## WHAT TO PRODUCE
Find and copy each line of the listing below that has the word "heading" in it.

======== DATA SUPPLIED

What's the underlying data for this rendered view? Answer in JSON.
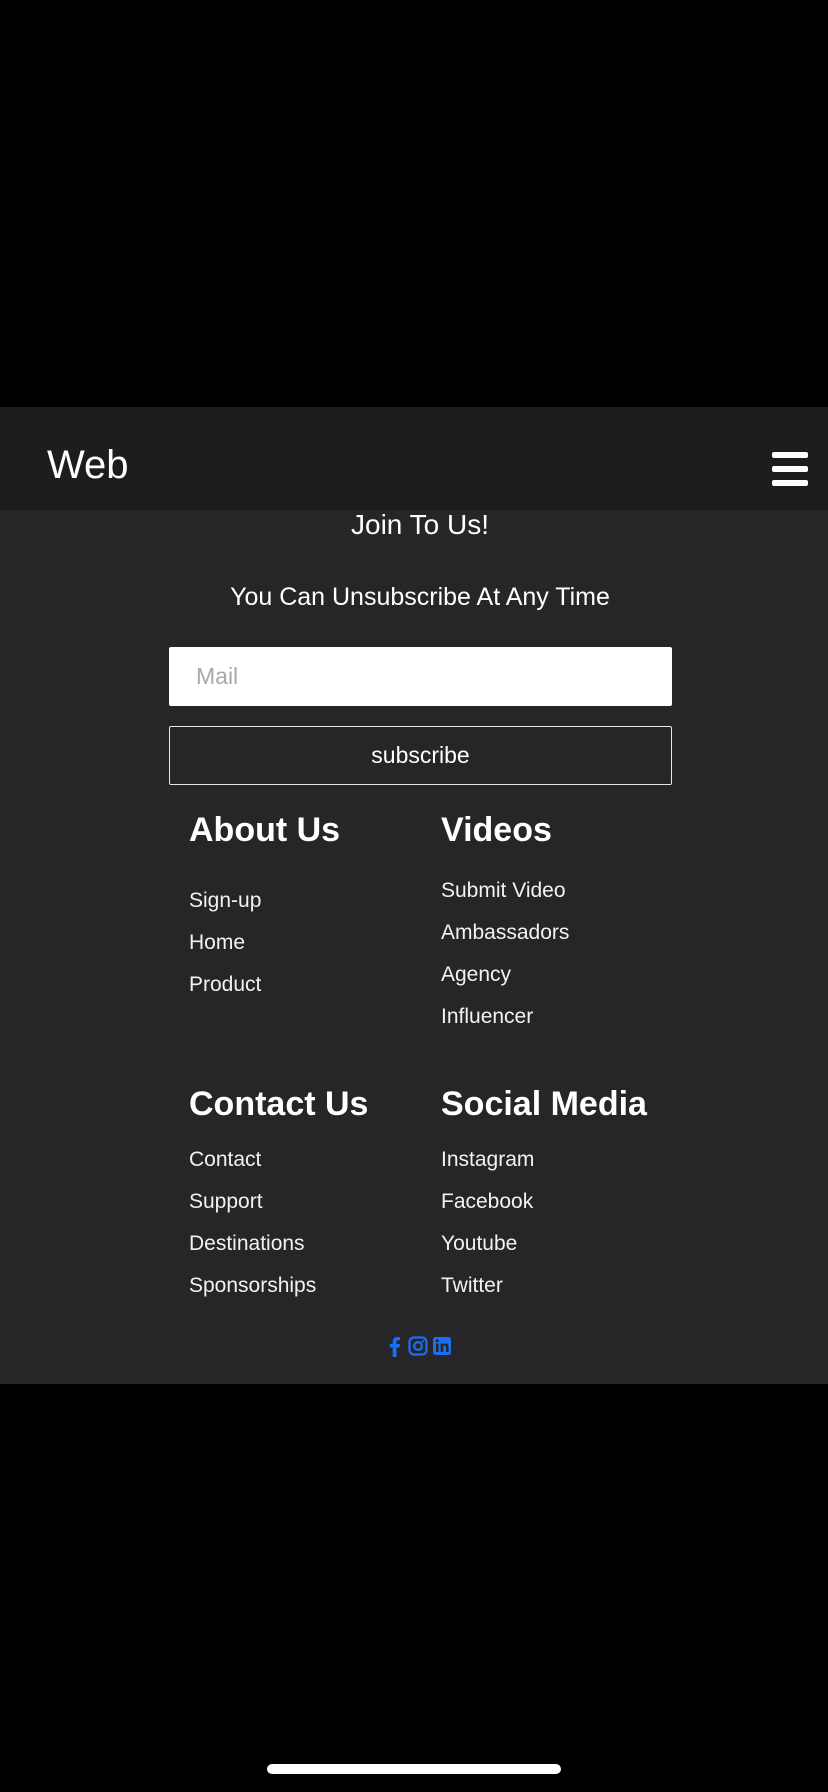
{
  "navbar": {
    "brand": "Web",
    "menu_icon": "hamburger-menu-icon"
  },
  "newsletter": {
    "title": "Join To Us!",
    "subtitle": "You Can Unsubscribe At Any Time",
    "mail_placeholder": "Mail",
    "mail_value": "",
    "subscribe_label": "subscribe"
  },
  "footer": {
    "columns": [
      {
        "heading": "About Us",
        "links": [
          "Sign-up",
          "Home",
          "Product"
        ]
      },
      {
        "heading": "Videos",
        "links": [
          "Submit Video",
          "Ambassadors",
          "Agency",
          "Influencer"
        ]
      },
      {
        "heading": "Contact Us",
        "links": [
          "Contact",
          "Support",
          "Destinations",
          "Sponsorships"
        ]
      },
      {
        "heading": "Social Media",
        "links": [
          "Instagram",
          "Facebook",
          "Youtube",
          "Twitter"
        ]
      }
    ],
    "social_icons": [
      "facebook-icon",
      "instagram-icon",
      "linkedin-icon"
    ],
    "social_icon_color": "#1a6ef5"
  },
  "colors": {
    "page_background": "#262528",
    "navbar_background": "#1d1c1e",
    "text": "#ffffff"
  }
}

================

## FINISHED EXERCISE
        "heading": "About Us",
        "heading": "Videos",
        "heading": "Contact Us",
        "heading": "Social Media",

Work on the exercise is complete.